The prediction of the temperature distribution in a gas turbine rotor containing closed, gas-filled cavities, for example in between two discs, has to account for the heat transfer conditions encountered inside these cavities. In an entirely closed annulus forced convection is not present, but a strong natural convection flow exists, induced by a non-uniform density distribution in the centrifugal force field.
Experimental investigations have been made to analyze the convective heat transfer in closed, gas-filled annuli rotating around their horizontal axis. The experimental set-up is designed to establish a pure centripedal heat flux inside these annular cavities (hot outer, and cold inner cylindrical wall, thermally insulated side walls). The experimental investigations have been carried out for several geometries varying the Rayleigh number in a range usually encountered in cavities of turbine rotors (1007 < Ra < 1012). The convective heat flux induced for Ra = 1012 was found to be a hundred times larger compared to the only conductive heat flux.

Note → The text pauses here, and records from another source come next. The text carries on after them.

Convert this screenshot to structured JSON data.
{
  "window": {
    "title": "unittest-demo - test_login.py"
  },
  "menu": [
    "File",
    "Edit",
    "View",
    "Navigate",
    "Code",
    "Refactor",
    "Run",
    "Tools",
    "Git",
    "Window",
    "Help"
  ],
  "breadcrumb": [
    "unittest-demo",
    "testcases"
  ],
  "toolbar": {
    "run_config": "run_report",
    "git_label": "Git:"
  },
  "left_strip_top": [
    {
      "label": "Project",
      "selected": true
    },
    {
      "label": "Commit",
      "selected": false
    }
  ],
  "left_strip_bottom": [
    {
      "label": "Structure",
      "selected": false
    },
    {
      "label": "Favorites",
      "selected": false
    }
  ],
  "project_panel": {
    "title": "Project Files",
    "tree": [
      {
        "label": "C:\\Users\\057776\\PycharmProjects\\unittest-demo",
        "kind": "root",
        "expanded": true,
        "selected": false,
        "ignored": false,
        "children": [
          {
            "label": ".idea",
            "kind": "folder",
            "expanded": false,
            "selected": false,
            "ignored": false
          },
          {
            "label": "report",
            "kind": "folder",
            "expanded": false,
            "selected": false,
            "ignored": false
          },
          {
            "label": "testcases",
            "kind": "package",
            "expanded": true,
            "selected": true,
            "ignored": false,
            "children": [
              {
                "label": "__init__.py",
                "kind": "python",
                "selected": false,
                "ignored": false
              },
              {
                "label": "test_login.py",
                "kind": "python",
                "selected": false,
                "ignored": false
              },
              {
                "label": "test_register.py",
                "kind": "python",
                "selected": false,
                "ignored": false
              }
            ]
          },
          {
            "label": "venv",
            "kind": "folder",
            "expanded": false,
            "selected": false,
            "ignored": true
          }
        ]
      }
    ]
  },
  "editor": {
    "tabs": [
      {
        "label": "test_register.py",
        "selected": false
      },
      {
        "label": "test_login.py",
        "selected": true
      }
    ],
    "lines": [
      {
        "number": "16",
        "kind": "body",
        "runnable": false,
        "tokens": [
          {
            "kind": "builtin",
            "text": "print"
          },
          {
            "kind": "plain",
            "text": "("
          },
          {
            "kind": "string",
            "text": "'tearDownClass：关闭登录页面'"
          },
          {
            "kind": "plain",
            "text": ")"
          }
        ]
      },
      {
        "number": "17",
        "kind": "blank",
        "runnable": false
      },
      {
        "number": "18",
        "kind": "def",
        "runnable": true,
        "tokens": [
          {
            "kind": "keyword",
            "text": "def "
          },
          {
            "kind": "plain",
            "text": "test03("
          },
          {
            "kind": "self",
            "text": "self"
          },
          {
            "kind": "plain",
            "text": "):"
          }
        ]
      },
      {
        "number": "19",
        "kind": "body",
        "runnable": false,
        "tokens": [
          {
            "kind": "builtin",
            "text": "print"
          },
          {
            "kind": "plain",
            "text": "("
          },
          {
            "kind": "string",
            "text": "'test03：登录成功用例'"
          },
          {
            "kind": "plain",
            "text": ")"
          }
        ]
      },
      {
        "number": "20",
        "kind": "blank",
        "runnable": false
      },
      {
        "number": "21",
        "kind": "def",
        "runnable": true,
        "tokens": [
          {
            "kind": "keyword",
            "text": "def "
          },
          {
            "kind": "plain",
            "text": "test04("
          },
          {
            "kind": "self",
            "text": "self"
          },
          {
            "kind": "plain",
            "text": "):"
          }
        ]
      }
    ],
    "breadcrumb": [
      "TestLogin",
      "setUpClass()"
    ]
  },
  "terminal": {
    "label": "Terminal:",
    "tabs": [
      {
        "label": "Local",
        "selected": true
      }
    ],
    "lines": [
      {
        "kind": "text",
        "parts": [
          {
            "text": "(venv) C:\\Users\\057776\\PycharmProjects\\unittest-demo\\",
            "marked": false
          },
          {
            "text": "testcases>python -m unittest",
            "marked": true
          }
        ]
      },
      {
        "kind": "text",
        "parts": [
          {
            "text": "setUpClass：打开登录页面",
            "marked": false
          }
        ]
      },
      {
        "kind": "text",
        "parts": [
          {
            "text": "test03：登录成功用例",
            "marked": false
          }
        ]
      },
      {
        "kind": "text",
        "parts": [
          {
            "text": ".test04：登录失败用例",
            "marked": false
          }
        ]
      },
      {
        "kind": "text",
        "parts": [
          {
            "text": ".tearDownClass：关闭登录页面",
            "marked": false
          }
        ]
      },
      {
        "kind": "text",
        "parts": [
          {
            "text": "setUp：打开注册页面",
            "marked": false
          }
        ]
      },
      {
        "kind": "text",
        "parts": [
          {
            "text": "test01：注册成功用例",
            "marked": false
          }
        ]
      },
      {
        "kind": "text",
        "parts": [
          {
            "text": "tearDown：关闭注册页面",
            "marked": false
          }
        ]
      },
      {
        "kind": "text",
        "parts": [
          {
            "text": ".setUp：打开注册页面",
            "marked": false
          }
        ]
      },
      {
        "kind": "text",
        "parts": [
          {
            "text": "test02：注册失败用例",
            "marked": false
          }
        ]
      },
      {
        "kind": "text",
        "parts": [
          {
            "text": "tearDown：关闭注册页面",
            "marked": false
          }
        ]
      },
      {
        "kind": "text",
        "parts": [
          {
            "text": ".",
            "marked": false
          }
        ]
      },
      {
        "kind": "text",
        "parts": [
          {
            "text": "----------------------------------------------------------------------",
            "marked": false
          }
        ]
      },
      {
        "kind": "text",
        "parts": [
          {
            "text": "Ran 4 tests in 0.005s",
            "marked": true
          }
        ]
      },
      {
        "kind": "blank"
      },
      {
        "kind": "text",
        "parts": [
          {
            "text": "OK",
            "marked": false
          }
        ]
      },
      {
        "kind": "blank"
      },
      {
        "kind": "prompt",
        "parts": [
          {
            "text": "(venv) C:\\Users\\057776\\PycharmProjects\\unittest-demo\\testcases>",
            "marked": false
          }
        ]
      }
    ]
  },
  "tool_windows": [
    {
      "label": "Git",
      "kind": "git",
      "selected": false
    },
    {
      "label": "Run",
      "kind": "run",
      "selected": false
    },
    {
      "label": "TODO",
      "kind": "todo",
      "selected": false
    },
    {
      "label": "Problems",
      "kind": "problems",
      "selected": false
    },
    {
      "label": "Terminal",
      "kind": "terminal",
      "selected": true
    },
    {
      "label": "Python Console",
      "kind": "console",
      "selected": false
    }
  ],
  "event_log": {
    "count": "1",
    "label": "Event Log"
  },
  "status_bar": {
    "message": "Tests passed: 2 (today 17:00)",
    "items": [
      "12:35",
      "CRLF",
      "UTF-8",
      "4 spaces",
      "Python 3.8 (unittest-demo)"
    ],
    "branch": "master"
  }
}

By inserting radial walls the annulus is divided into 45° sections and the heat transfer increases considerably.
A computer programme to simulate flow and heat transfer in closed rotating cavities has been developed and tested successfully for annuli with isotherm side walls with different temperatures giving an axial heat flux. For the centripedal heat flux configuration, three-dimensional steady state calculations of the sectored annulus were found to be consistent with the experimental results. Nevertheless, analysis of unsteady calculations show that the flow can become unstable. This is analogous to the Bénard problem in the gravitational field.